[Start of Attachment]

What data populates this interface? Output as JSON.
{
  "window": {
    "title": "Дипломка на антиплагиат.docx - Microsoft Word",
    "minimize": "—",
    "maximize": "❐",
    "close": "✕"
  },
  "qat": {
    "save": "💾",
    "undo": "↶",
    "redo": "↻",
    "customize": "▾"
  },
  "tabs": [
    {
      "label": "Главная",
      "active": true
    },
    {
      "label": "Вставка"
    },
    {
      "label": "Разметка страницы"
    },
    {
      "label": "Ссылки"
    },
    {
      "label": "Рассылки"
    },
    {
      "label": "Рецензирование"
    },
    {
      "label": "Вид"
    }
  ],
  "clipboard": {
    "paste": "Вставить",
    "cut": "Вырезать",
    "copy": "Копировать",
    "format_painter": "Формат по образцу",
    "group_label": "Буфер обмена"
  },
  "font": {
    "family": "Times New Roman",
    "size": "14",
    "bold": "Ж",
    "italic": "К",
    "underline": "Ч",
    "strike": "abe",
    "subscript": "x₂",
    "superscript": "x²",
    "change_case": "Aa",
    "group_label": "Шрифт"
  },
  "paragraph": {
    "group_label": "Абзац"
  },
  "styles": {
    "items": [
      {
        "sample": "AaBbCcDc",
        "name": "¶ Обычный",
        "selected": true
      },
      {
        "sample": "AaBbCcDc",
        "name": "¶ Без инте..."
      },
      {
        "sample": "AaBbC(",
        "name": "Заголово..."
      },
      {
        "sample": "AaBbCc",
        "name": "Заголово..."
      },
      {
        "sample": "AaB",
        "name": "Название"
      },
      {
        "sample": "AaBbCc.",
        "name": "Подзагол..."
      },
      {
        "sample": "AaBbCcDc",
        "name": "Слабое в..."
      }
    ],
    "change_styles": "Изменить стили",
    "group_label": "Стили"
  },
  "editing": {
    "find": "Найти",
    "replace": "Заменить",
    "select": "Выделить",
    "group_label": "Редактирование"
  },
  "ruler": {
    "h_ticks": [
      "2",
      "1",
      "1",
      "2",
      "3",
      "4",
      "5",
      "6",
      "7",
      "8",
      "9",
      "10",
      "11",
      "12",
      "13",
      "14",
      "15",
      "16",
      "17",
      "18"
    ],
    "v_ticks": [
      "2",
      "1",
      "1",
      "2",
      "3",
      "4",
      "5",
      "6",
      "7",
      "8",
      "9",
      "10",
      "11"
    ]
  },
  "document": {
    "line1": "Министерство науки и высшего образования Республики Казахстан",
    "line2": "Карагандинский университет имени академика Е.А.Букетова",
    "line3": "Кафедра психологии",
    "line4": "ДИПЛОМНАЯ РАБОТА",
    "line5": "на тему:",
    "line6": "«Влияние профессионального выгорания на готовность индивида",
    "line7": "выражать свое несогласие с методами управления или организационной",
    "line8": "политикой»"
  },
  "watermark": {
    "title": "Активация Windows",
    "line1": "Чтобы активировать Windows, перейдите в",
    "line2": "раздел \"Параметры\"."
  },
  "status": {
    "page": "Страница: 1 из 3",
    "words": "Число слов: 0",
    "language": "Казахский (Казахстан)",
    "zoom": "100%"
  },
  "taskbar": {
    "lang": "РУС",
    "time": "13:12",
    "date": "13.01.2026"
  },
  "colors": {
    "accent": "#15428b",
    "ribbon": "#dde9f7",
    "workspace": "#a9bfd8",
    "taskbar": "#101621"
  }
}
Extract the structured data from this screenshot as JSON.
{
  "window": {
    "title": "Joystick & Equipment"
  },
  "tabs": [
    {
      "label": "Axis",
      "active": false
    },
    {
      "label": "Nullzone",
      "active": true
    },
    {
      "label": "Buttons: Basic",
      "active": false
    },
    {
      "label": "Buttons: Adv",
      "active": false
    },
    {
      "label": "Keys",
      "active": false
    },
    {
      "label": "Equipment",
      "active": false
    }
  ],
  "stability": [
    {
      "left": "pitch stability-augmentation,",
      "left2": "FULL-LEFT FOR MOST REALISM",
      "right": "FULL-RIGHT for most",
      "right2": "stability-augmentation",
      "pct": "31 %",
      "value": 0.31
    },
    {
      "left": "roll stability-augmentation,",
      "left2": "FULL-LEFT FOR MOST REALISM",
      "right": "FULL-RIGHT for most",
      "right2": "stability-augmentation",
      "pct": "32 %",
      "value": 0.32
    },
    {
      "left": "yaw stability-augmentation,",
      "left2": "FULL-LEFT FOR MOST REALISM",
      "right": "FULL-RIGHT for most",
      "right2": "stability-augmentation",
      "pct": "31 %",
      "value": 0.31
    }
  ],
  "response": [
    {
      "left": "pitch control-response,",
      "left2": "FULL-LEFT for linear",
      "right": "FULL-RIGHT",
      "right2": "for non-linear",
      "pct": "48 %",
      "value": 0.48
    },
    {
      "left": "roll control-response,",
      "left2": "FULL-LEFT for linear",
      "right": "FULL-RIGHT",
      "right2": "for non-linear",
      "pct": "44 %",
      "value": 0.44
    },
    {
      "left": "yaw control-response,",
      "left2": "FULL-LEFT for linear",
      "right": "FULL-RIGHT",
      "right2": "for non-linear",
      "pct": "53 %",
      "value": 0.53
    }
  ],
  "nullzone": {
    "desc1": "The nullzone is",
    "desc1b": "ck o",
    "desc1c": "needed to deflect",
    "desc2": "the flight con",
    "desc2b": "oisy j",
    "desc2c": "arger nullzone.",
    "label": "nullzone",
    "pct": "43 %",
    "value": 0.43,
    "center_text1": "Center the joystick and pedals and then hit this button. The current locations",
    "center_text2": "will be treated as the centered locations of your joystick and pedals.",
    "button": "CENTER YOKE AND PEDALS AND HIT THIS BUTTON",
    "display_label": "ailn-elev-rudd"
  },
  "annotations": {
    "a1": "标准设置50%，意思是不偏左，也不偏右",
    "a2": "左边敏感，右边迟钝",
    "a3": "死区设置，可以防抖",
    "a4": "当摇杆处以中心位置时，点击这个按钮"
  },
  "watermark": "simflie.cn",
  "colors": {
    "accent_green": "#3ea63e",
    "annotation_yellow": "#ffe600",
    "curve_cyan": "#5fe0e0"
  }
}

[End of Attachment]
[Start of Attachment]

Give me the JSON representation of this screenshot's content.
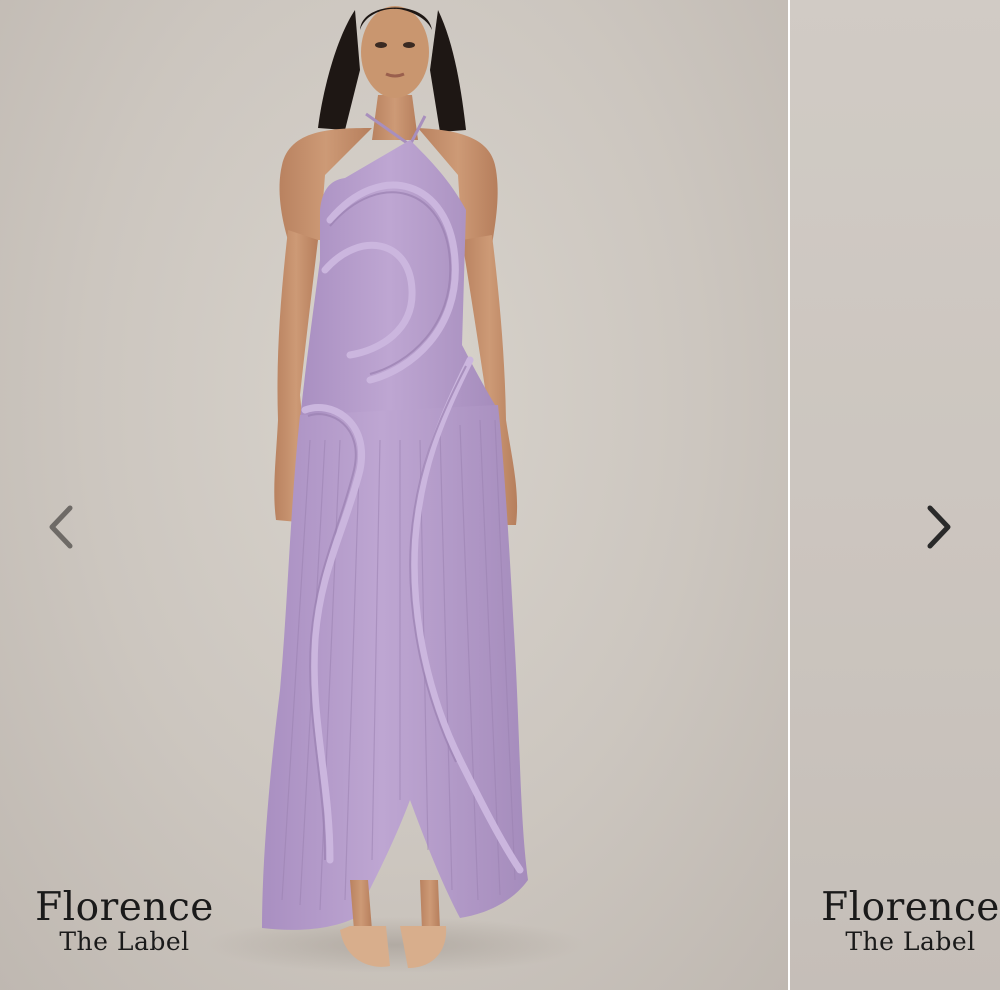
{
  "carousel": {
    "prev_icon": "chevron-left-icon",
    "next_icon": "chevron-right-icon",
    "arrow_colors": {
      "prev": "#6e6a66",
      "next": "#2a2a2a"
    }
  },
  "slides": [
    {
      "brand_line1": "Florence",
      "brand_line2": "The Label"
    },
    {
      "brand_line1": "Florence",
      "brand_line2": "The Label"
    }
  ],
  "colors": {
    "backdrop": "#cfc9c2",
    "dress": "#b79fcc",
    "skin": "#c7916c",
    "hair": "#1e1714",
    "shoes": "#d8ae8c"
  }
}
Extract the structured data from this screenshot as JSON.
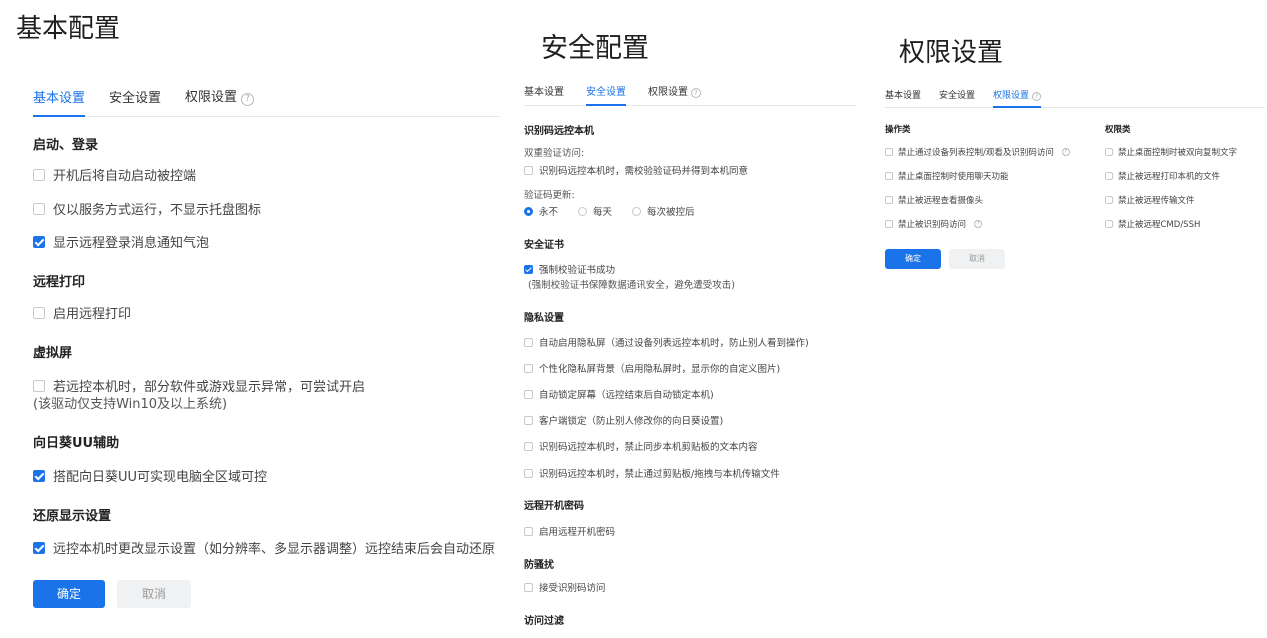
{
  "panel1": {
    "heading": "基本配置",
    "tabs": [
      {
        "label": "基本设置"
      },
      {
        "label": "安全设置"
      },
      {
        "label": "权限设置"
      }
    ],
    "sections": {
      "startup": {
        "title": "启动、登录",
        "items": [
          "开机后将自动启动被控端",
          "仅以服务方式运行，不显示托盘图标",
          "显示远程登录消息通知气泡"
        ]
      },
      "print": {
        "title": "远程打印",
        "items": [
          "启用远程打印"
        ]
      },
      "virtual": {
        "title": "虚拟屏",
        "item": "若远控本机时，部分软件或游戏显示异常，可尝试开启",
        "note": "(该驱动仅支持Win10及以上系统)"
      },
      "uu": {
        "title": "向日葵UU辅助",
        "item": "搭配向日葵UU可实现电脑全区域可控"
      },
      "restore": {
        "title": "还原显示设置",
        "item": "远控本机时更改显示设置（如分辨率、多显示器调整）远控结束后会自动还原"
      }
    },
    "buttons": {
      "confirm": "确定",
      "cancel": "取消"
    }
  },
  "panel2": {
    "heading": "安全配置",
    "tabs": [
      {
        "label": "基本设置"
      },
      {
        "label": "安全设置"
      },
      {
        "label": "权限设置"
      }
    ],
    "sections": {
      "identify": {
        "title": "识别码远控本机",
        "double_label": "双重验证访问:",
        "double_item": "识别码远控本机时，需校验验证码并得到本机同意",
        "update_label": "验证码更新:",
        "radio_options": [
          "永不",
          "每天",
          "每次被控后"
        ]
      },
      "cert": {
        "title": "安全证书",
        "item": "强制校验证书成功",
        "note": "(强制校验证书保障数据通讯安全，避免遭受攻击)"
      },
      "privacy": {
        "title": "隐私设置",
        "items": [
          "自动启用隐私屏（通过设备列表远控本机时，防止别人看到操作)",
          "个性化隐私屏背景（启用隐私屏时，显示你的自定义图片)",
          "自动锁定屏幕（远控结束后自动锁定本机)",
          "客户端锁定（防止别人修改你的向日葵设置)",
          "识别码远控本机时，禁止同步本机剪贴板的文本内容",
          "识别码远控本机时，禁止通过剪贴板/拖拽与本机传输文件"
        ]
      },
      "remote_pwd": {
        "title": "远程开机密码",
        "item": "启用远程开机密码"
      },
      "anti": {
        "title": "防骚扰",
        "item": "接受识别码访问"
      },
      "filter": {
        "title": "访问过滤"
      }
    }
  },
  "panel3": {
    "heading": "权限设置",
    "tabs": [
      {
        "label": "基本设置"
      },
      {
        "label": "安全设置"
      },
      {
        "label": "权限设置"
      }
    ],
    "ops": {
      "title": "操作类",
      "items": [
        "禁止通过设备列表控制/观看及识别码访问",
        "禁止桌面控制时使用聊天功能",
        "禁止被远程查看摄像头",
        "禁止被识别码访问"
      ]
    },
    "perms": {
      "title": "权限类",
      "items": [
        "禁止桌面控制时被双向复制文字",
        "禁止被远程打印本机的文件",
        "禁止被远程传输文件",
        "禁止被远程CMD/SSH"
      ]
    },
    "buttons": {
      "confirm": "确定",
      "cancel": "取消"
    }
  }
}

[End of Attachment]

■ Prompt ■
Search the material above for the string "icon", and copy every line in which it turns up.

■ Output of the exercise ■
    "prev_icon": "chevron-left-icon",
    "next_icon": "chevron-right-icon",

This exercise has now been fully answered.